The clubhouse is under refurbishment for use as a childcare centre and the land between it and Morpeth Common has been slated for the 22 single-storey villas.

The villas are set back 30 metres off Edward Street with a new road as access.

Proponent Brad Everett broke his silence over the plans on Thursday.

The Morpeth Land Company director said he did not want to prejudice Maitland City Council’s decision to include the land in its settlement strategy.

“There’s a process to be followed,” Mr Everett said.

“If I dump these plans on people too soon, they call me presumptuous.”

The property was bought in August, 2014 and Mr Everett met with the council development control unit soon after.
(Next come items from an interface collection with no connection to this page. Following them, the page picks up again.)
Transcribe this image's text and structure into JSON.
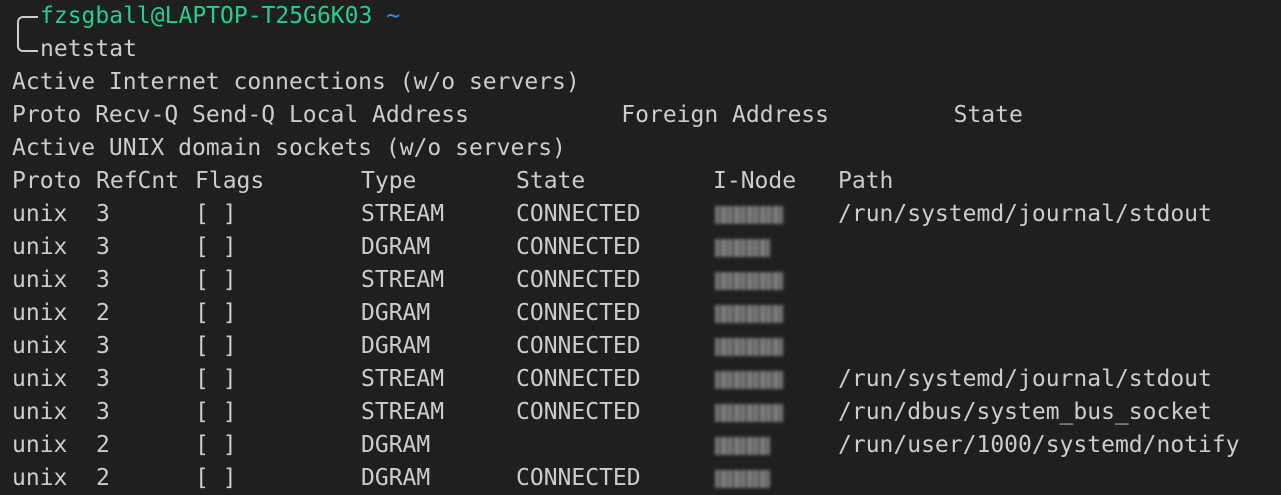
{
  "prompt": {
    "user_host": "fzsgball@LAPTOP-T25G6K03",
    "cwd": "~",
    "command": "netstat"
  },
  "output": {
    "inet_header": "Active Internet connections (w/o servers)",
    "inet_columns": "Proto Recv-Q Send-Q Local Address           Foreign Address         State",
    "unix_header": "Active UNIX domain sockets (w/o servers)",
    "unix_columns": {
      "proto": "Proto",
      "refcnt": "RefCnt",
      "flags": "Flags",
      "type": "Type",
      "state": "State",
      "inode": "I-Node",
      "path": "Path"
    },
    "rows": [
      {
        "proto": "unix",
        "refcnt": "3",
        "flags": "[ ]",
        "type": "STREAM",
        "state": "CONNECTED",
        "path": "/run/systemd/journal/stdout"
      },
      {
        "proto": "unix",
        "refcnt": "3",
        "flags": "[ ]",
        "type": "DGRAM",
        "state": "CONNECTED",
        "path": ""
      },
      {
        "proto": "unix",
        "refcnt": "3",
        "flags": "[ ]",
        "type": "STREAM",
        "state": "CONNECTED",
        "path": ""
      },
      {
        "proto": "unix",
        "refcnt": "2",
        "flags": "[ ]",
        "type": "DGRAM",
        "state": "CONNECTED",
        "path": ""
      },
      {
        "proto": "unix",
        "refcnt": "3",
        "flags": "[ ]",
        "type": "DGRAM",
        "state": "CONNECTED",
        "path": ""
      },
      {
        "proto": "unix",
        "refcnt": "3",
        "flags": "[ ]",
        "type": "STREAM",
        "state": "CONNECTED",
        "path": "/run/systemd/journal/stdout"
      },
      {
        "proto": "unix",
        "refcnt": "3",
        "flags": "[ ]",
        "type": "STREAM",
        "state": "CONNECTED",
        "path": "/run/dbus/system_bus_socket"
      },
      {
        "proto": "unix",
        "refcnt": "2",
        "flags": "[ ]",
        "type": "DGRAM",
        "state": "",
        "path": "/run/user/1000/systemd/notify"
      },
      {
        "proto": "unix",
        "refcnt": "2",
        "flags": "[ ]",
        "type": "DGRAM",
        "state": "CONNECTED",
        "path": ""
      }
    ]
  },
  "colors": {
    "background": "#1f1f1f",
    "text": "#cccccc",
    "prompt_user": "#23d18b",
    "prompt_cwd": "#3b8eea"
  }
}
This pre-application discussion outlined what development would be allowed on the site and included mobile homes.

Mr Everett had plans drawn up for a large gym, but said there had been advice that residential use was a possibility.

A plan had also been drafted to rezone the land for units.

But Morpeth Land Company will retain the recreational zoning now the parcel of land has been included in the Maitland Urban Settlement Strategy.

To gain approval for the seniors’ villas, Mr Everett will instead seek an amendment to the Local Environment Plan.

“Seniors’ housing was a permissible use while the club was licensed,” he said.

“Once the licence was removed, the seniors’ living policy no longer applied, so it’s necessary to seek an amendment to the recreational zone.”

The NSW Department of Planning will assess the validity of plans before Morpeth Land submits a development application.

Mr Everett said detailed plans would be lodged as part of the development application.